#### WHAT TO PRODUCE:
Where the word "clock" shows up in the entries below, please copy the whole line.

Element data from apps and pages
★ ★ ★ ★ ★

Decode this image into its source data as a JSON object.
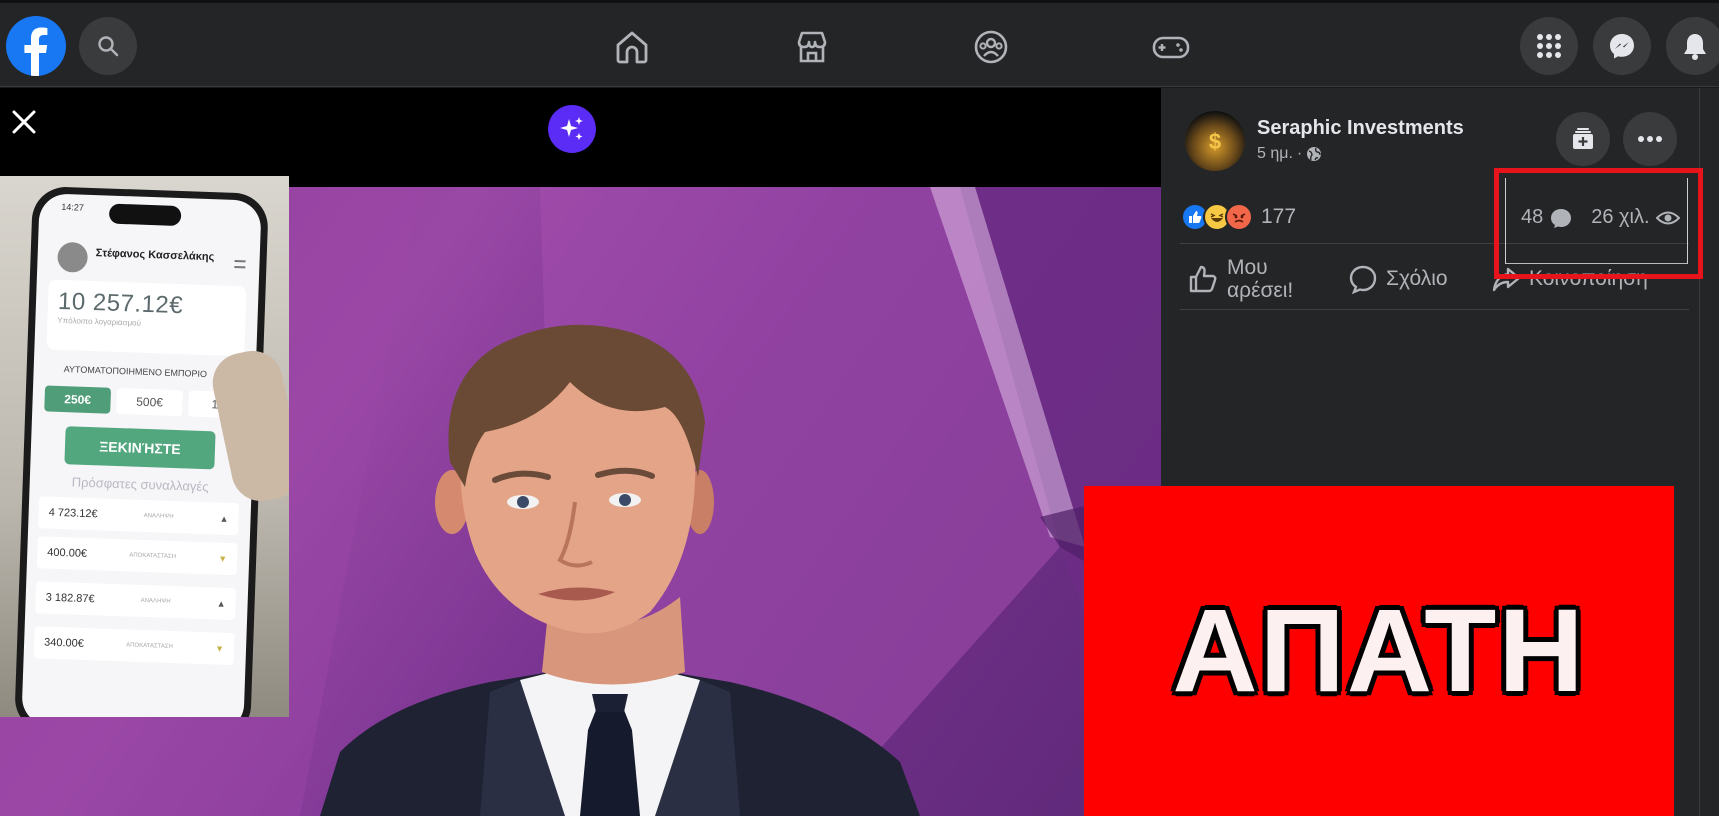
{
  "topbar": {
    "logo_icon": "facebook-logo-icon",
    "search_icon": "search-icon",
    "nav_icons": [
      "home-icon",
      "marketplace-icon",
      "groups-icon",
      "gaming-icon"
    ],
    "right_icons": [
      "menu-grid-icon",
      "messenger-icon",
      "notifications-icon"
    ],
    "brand_color": "#1877f2"
  },
  "viewer": {
    "close_icon": "close-icon",
    "ai_icon": "sparkle-icon",
    "ai_color": "#5b2cf5"
  },
  "phone": {
    "time": "14:27",
    "user_name": "Στέφανος Κασσελάκης",
    "balance": "10 257.12€",
    "balance_label": "Υπόλοιπο λογαριασμού",
    "automated_trading": "ΑΥΤΟΜΑΤΟΠΟΙΗΜΕΝΟ ΕΜΠΟΡΙΟ",
    "amounts": [
      "250€",
      "500€",
      "100"
    ],
    "start_button": "ΞΕΚΙΝΉΣΤΕ",
    "recent_label": "Πρόσφατες συναλλαγές",
    "transactions": [
      {
        "value": "4 723.12€",
        "type": "ΑΝΑΛΗΨΗ",
        "arrow": "▲"
      },
      {
        "value": "400.00€",
        "type": "ΑΠΟΚΑΤΑΣΤΑΣΗ",
        "arrow": "▼"
      },
      {
        "value": "3 182.87€",
        "type": "ΑΝΑΛΗΨΗ",
        "arrow": "▲"
      },
      {
        "value": "340.00€",
        "type": "ΑΠΟΚΑΤΑΣΤΑΣΗ",
        "arrow": "▼"
      }
    ]
  },
  "overlay": {
    "scam_text": "ΑΠΑΤΗ",
    "scam_bg": "#fe0000"
  },
  "post": {
    "page_name": "Seraphic Investments",
    "time": "5 ημ.",
    "privacy_icon": "globe-icon",
    "save_icon": "save-collection-icon",
    "more_icon": "more-options-icon",
    "reactions": [
      "like",
      "haha",
      "angry"
    ],
    "reaction_count": "177",
    "comment_count": "48",
    "comment_icon": "comment-bubble-icon",
    "view_count": "26 χιλ.",
    "view_icon": "eye-icon",
    "actions": {
      "like": "Μου αρέσει!",
      "comment": "Σχόλιο",
      "share": "Κοινοποίηση"
    },
    "highlight_color": "#e8141b"
  }
}
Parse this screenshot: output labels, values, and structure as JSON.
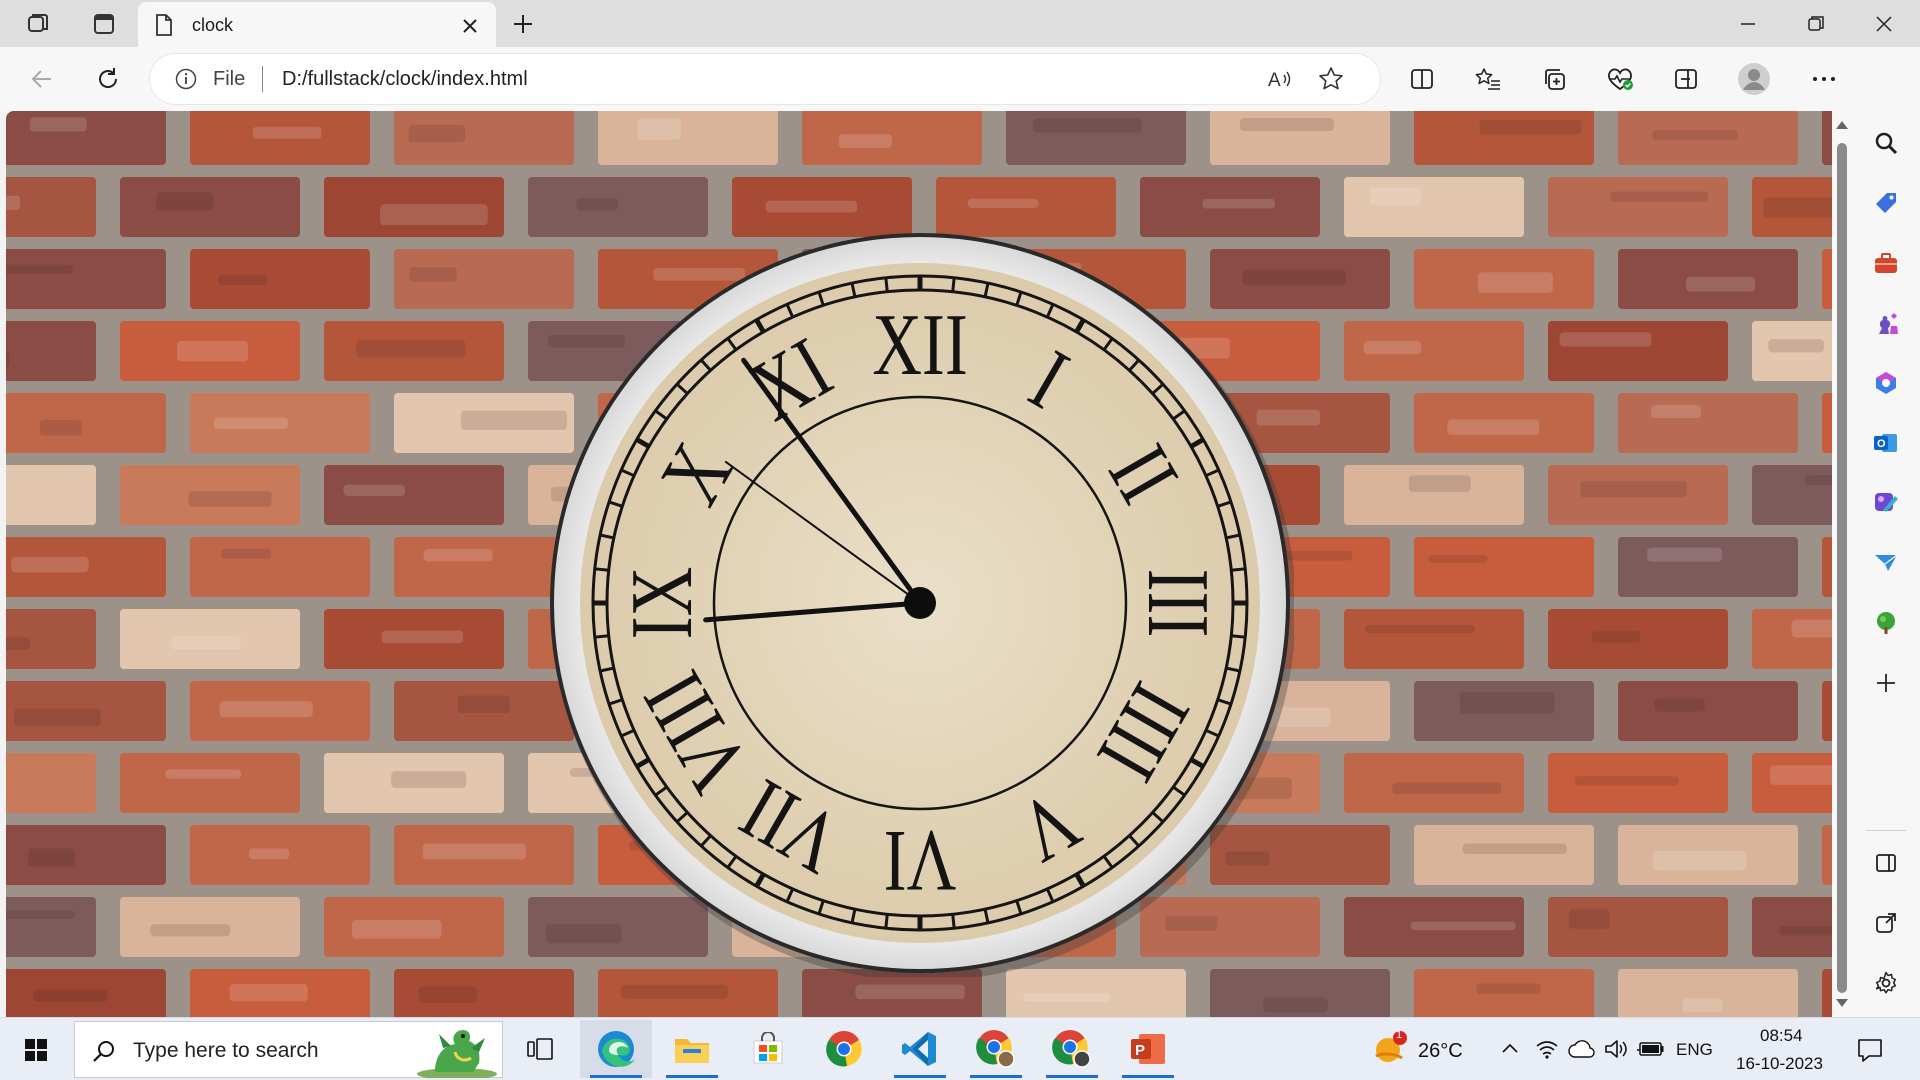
{
  "browser": {
    "tab_title": "clock",
    "address_scheme": "File",
    "address_url": "D:/fullstack/clock/index.html"
  },
  "clock": {
    "numerals": [
      "XII",
      "I",
      "II",
      "III",
      "IIII",
      "V",
      "VI",
      "VII",
      "VIII",
      "IX",
      "X",
      "XI"
    ],
    "hour_hand_to_hour": 8.85,
    "minute_hand_to_minute": 54,
    "second_hand_to_second": 51
  },
  "colors": {
    "brick": "#b25a3e",
    "dial": "#e6d8bd",
    "bezel": "#e9e9e9",
    "accent": "#1c6fd1"
  },
  "taskbar": {
    "search_placeholder": "Type here to search",
    "weather": "26°C",
    "weather_badge": "1",
    "language": "ENG",
    "time": "08:54",
    "date": "16-10-2023",
    "apps": [
      "task-view",
      "edge",
      "file-explorer",
      "microsoft-store",
      "chrome",
      "vscode",
      "chrome-profile-1",
      "chrome-profile-2",
      "powerpoint"
    ]
  },
  "sidebar": {
    "items": [
      "search",
      "shopping",
      "tools",
      "games",
      "microsoft-365",
      "outlook",
      "designer",
      "drop",
      "tree",
      "add"
    ]
  }
}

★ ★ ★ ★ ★

#### YOUR SOLUTION:
    "tab_title": "clock",
    "address_url": "D:/fullstack/clock/index.html"
  "clock": {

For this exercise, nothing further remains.